◆ What to do
Count every line below containing "Solicitação"; state the number only.

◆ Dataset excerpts
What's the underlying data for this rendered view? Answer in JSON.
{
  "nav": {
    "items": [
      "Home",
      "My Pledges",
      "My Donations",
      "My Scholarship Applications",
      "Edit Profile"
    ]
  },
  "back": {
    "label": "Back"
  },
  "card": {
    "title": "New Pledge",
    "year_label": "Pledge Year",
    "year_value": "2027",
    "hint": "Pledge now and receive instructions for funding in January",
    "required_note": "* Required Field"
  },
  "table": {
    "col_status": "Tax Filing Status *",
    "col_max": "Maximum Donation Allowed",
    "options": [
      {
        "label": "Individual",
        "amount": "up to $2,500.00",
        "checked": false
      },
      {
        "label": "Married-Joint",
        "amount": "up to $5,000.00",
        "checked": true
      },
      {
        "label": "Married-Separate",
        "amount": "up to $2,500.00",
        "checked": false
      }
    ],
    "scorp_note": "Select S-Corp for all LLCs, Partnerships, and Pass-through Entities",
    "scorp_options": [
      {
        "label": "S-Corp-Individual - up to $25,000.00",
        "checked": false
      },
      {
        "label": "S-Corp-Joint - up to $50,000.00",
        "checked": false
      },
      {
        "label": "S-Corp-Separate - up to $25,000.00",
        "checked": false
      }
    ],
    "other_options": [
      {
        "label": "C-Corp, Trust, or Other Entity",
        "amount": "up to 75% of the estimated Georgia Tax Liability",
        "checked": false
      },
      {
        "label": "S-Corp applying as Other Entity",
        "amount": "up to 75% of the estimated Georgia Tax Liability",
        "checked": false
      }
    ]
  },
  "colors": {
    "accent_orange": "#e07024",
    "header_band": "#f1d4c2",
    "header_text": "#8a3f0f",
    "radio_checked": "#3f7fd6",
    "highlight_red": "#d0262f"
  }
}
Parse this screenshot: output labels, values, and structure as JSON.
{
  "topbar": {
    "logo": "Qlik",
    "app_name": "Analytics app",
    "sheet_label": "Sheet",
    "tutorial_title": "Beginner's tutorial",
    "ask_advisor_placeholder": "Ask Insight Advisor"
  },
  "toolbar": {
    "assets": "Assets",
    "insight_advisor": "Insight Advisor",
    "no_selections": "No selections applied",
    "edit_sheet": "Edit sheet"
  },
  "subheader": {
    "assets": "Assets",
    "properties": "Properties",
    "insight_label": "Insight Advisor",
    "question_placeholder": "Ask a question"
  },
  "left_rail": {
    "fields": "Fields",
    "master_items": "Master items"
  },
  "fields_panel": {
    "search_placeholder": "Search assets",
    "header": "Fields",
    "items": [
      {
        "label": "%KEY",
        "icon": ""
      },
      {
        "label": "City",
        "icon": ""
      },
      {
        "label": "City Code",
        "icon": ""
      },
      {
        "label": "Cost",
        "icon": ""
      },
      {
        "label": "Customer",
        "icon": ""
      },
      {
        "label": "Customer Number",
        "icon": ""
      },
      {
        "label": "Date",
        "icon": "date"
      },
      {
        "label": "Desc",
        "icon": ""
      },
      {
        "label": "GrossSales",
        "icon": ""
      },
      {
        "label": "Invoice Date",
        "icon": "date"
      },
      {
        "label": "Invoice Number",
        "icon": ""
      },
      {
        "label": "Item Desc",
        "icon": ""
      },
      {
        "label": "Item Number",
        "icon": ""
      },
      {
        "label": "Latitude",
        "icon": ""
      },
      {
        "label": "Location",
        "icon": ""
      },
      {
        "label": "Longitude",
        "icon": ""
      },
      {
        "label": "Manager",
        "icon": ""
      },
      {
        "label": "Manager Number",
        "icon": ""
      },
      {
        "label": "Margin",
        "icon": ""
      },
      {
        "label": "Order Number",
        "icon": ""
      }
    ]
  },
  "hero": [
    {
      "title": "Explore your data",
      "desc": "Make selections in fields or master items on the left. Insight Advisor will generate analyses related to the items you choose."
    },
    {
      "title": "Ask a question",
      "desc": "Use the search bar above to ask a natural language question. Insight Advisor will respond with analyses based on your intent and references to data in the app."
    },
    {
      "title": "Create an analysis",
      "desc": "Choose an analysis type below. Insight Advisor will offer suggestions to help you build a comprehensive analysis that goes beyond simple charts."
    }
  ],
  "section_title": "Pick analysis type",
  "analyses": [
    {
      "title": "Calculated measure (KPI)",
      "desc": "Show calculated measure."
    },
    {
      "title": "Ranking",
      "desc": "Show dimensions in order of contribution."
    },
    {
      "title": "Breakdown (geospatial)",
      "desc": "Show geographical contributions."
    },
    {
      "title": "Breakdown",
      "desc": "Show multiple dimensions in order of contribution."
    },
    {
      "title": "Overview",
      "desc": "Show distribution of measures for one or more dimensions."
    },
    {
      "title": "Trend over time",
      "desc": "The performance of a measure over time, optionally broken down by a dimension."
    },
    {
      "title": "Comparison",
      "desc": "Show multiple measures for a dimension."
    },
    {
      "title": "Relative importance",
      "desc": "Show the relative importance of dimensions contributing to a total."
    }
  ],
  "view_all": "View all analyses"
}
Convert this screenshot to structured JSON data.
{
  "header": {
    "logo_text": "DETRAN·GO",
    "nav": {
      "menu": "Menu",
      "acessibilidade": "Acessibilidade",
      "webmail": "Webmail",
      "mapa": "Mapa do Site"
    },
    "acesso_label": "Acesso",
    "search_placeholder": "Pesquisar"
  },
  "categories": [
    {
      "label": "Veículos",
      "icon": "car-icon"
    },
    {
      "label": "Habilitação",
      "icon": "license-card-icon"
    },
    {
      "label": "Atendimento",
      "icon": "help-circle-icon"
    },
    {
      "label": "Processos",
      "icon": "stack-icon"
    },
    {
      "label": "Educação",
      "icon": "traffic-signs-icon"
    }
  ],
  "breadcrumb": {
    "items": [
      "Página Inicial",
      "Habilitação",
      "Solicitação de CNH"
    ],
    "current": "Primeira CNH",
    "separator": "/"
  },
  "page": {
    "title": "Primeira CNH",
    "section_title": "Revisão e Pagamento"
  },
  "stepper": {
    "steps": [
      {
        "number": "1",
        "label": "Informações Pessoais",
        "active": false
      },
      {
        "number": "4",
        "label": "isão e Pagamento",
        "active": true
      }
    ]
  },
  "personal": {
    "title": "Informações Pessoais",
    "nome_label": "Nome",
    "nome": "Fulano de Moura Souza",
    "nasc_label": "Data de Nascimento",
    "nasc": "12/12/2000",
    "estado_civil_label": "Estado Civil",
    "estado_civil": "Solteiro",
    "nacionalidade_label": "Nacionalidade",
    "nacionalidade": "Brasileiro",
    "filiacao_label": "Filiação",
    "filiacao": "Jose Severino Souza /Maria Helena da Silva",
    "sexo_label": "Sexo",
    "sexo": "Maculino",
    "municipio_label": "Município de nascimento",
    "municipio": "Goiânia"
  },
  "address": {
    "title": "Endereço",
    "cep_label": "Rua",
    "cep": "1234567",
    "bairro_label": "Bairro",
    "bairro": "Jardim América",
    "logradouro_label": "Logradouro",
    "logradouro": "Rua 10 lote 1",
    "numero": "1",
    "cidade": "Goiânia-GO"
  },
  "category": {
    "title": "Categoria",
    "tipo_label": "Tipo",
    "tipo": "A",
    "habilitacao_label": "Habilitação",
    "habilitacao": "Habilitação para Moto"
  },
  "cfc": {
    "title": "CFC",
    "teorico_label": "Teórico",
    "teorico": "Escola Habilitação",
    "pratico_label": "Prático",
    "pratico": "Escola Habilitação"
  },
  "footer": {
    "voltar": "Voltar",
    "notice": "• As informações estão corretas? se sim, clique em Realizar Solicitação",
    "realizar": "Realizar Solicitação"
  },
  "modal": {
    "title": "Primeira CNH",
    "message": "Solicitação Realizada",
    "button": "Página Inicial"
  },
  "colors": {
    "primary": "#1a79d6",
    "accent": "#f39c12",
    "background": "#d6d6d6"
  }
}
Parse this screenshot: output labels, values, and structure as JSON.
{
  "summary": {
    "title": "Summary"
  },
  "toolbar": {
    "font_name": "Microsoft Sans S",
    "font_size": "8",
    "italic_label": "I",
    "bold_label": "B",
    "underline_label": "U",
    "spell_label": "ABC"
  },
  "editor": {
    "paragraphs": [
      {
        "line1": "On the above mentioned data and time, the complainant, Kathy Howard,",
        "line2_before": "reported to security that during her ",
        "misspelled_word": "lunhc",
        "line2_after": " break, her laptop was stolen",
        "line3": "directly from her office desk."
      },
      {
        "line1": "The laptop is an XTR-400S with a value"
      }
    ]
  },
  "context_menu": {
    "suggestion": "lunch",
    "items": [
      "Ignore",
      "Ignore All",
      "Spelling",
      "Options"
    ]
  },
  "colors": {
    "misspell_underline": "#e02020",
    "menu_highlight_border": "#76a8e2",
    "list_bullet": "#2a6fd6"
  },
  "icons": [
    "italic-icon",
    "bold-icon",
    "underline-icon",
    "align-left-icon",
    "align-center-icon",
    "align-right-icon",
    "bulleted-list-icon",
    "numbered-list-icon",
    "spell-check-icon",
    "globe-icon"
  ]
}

◆ Completed exercise
4